• RAW DATA
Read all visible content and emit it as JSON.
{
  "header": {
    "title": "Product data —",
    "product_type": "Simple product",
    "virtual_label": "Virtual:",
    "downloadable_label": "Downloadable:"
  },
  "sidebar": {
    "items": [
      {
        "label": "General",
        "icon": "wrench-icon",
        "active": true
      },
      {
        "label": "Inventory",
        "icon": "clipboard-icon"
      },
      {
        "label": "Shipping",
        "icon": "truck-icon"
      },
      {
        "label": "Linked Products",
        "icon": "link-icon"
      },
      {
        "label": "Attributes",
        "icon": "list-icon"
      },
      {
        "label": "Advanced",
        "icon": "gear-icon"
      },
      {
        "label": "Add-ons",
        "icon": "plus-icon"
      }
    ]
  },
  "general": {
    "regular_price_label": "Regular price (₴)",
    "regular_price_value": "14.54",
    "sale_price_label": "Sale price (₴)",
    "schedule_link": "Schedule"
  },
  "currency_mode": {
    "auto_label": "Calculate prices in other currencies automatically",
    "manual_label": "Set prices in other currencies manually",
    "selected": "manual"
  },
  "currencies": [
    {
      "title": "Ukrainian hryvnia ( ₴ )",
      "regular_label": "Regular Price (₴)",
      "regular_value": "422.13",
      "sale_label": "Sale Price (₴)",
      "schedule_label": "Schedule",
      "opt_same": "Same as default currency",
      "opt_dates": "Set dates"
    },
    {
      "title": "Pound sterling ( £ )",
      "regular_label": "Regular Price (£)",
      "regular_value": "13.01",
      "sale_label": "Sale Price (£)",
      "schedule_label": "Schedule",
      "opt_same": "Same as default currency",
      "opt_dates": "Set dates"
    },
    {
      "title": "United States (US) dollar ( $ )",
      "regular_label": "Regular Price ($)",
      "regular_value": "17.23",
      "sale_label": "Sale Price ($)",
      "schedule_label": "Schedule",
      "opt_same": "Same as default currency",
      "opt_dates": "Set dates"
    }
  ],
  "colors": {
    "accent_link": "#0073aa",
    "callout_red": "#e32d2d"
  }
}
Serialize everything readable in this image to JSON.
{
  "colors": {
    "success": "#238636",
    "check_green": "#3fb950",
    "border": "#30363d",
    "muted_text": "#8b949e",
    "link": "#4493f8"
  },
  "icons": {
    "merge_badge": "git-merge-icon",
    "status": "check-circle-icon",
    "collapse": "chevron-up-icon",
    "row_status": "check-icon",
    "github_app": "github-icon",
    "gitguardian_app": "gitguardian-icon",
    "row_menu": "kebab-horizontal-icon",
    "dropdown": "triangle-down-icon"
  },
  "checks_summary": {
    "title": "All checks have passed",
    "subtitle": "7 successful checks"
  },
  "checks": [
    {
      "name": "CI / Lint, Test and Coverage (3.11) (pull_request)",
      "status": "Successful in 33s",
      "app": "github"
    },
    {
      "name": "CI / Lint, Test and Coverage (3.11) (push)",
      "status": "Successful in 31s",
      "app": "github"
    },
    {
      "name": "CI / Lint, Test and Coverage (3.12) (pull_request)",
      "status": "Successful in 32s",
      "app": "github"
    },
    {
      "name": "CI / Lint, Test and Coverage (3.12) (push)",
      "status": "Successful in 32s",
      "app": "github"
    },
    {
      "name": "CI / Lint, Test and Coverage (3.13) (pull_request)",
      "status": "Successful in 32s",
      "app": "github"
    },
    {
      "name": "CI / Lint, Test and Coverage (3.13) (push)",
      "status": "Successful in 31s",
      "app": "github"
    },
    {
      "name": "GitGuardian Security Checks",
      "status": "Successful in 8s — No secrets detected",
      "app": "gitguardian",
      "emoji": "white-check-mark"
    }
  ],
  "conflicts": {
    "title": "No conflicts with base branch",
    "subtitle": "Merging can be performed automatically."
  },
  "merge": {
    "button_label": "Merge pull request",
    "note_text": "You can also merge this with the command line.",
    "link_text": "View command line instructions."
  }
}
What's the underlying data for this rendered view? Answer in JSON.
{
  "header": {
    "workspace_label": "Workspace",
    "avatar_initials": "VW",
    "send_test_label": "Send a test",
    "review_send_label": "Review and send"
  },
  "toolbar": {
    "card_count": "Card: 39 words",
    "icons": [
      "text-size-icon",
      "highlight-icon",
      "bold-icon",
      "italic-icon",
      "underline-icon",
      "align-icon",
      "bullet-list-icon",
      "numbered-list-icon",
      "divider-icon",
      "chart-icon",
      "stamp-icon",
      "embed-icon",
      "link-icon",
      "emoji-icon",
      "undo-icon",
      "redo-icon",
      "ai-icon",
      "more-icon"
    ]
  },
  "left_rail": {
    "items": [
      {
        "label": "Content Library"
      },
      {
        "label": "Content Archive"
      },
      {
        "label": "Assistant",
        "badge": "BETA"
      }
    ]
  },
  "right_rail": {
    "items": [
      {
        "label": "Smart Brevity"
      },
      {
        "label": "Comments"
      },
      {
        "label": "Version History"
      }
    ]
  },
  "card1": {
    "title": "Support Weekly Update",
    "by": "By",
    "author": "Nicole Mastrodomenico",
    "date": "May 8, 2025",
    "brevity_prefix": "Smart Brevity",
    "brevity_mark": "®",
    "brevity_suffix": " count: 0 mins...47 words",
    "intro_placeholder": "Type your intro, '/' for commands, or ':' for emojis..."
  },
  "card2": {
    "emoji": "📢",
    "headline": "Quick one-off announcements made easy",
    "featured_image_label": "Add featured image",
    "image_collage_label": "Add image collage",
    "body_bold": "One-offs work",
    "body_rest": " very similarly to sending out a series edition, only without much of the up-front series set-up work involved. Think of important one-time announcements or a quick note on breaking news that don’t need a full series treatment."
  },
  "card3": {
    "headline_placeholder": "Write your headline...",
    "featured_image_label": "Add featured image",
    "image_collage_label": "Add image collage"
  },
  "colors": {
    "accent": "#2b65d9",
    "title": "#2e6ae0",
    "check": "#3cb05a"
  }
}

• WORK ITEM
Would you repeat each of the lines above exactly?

• WRITTEN ANSWER
Read all visible content and emit it as JSON.
{
  "header": {
    "title": "Product data —",
    "product_type": "Simple product",
    "virtual_label": "Virtual:",
    "downloadable_label": "Downloadable:"
  },
  "sidebar": {
    "items": [
      {
        "label": "General",
        "icon": "wrench-icon",
        "active": true
      },
      {
        "label": "Inventory",
        "icon": "clipboard-icon"
      },
      {
        "label": "Shipping",
        "icon": "truck-icon"
      },
      {
        "label": "Linked Products",
        "icon": "link-icon"
      },
      {
        "label": "Attributes",
        "icon": "list-icon"
      },
      {
        "label": "Advanced",
        "icon": "gear-icon"
      },
      {
        "label": "Add-ons",
        "icon": "plus-icon"
      }
    ]
  },
  "general": {
    "regular_price_label": "Regular price (₴)",
    "regular_price_value": "14.54",
    "sale_price_label": "Sale price (₴)",
    "schedule_link": "Schedule"
  },
  "currency_mode": {
    "auto_label": "Calculate prices in other currencies automatically",
    "manual_label": "Set prices in other currencies manually",
    "selected": "manual"
  },
  "currencies": [
    {
      "title": "Ukrainian hryvnia ( ₴ )",
      "regular_label": "Regular Price (₴)",
      "regular_value": "422.13",
      "sale_label": "Sale Price (₴)",
      "schedule_label": "Schedule",
      "opt_same": "Same as default currency",
      "opt_dates": "Set dates"
    },
    {
      "title": "Pound sterling ( £ )",
      "regular_label": "Regular Price (£)",
      "regular_value": "13.01",
      "sale_label": "Sale Price (£)",
      "schedule_label": "Schedule",
      "opt_same": "Same as default currency",
      "opt_dates": "Set dates"
    },
    {
      "title": "United States (US) dollar ( $ )",
      "regular_label": "Regular Price ($)",
      "regular_value": "17.23",
      "sale_label": "Sale Price ($)",
      "schedule_label": "Schedule",
      "opt_same": "Same as default currency",
      "opt_dates": "Set dates"
    }
  ],
  "colors": {
    "accent_link": "#0073aa",
    "callout_red": "#e32d2d"
  }
}
Serialize everything readable in this image to JSON.
{
  "colors": {
    "success": "#238636",
    "check_green": "#3fb950",
    "border": "#30363d",
    "muted_text": "#8b949e",
    "link": "#4493f8"
  },
  "icons": {
    "merge_badge": "git-merge-icon",
    "status": "check-circle-icon",
    "collapse": "chevron-up-icon",
    "row_status": "check-icon",
    "github_app": "github-icon",
    "gitguardian_app": "gitguardian-icon",
    "row_menu": "kebab-horizontal-icon",
    "dropdown": "triangle-down-icon"
  },
  "checks_summary": {
    "title": "All checks have passed",
    "subtitle": "7 successful checks"
  },
  "checks": [
    {
      "name": "CI / Lint, Test and Coverage (3.11) (pull_request)",
      "status": "Successful in 33s",
      "app": "github"
    },
    {
      "name": "CI / Lint, Test and Coverage (3.11) (push)",
      "status": "Successful in 31s",
      "app": "github"
    },
    {
      "name": "CI / Lint, Test and Coverage (3.12) (pull_request)",
      "status": "Successful in 32s",
      "app": "github"
    },
    {
      "name": "CI / Lint, Test and Coverage (3.12) (push)",
      "status": "Successful in 32s",
      "app": "github"
    },
    {
      "name": "CI / Lint, Test and Coverage (3.13) (pull_request)",
      "status": "Successful in 32s",
      "app": "github"
    },
    {
      "name": "CI / Lint, Test and Coverage (3.13) (push)",
      "status": "Successful in 31s",
      "app": "github"
    },
    {
      "name": "GitGuardian Security Checks",
      "status": "Successful in 8s — No secrets detected",
      "app": "gitguardian",
      "emoji": "white-check-mark"
    }
  ],
  "conflicts": {
    "title": "No conflicts with base branch",
    "subtitle": "Merging can be performed automatically."
  },
  "merge": {
    "button_label": "Merge pull request",
    "note_text": "You can also merge this with the command line.",
    "link_text": "View command line instructions."
  }
}
What's the underlying data for this rendered view? Answer in JSON.
{
  "header": {
    "workspace_label": "Workspace",
    "avatar_initials": "VW",
    "send_test_label": "Send a test",
    "review_send_label": "Review and send"
  },
  "toolbar": {
    "card_count": "Card: 39 words",
    "icons": [
      "text-size-icon",
      "highlight-icon",
      "bold-icon",
      "italic-icon",
      "underline-icon",
      "align-icon",
      "bullet-list-icon",
      "numbered-list-icon",
      "divider-icon",
      "chart-icon",
      "stamp-icon",
      "embed-icon",
      "link-icon",
      "emoji-icon",
      "undo-icon",
      "redo-icon",
      "ai-icon",
      "more-icon"
    ]
  },
  "left_rail": {
    "items": [
      {
        "label": "Content Library"
      },
      {
        "label": "Content Archive"
      },
      {
        "label": "Assistant",
        "badge": "BETA"
      }
    ]
  },
  "right_rail": {
    "items": [
      {
        "label": "Smart Brevity"
      },
      {
        "label": "Comments"
      },
      {
        "label": "Version History"
      }
    ]
  },
  "card1": {
    "title": "Support Weekly Update",
    "by": "By",
    "author": "Nicole Mastrodomenico",
    "date": "May 8, 2025",
    "brevity_prefix": "Smart Brevity",
    "brevity_mark": "®",
    "brevity_suffix": " count: 0 mins...47 words",
    "intro_placeholder": "Type your intro, '/' for commands, or ':' for emojis..."
  },
  "card2": {
    "emoji": "📢",
    "headline": "Quick one-off announcements made easy",
    "featured_image_label": "Add featured image",
    "image_collage_label": "Add image collage",
    "body_bold": "One-offs work",
    "body_rest": " very similarly to sending out a series edition, only without much of the up-front series set-up work involved. Think of important one-time announcements or a quick note on breaking news that don’t need a full series treatment."
  },
  "card3": {
    "headline_placeholder": "Write your headline...",
    "featured_image_label": "Add featured image",
    "image_collage_label": "Add image collage"
  },
  "colors": {
    "accent": "#2b65d9",
    "title": "#2e6ae0",
    "check": "#3cb05a"
  }
}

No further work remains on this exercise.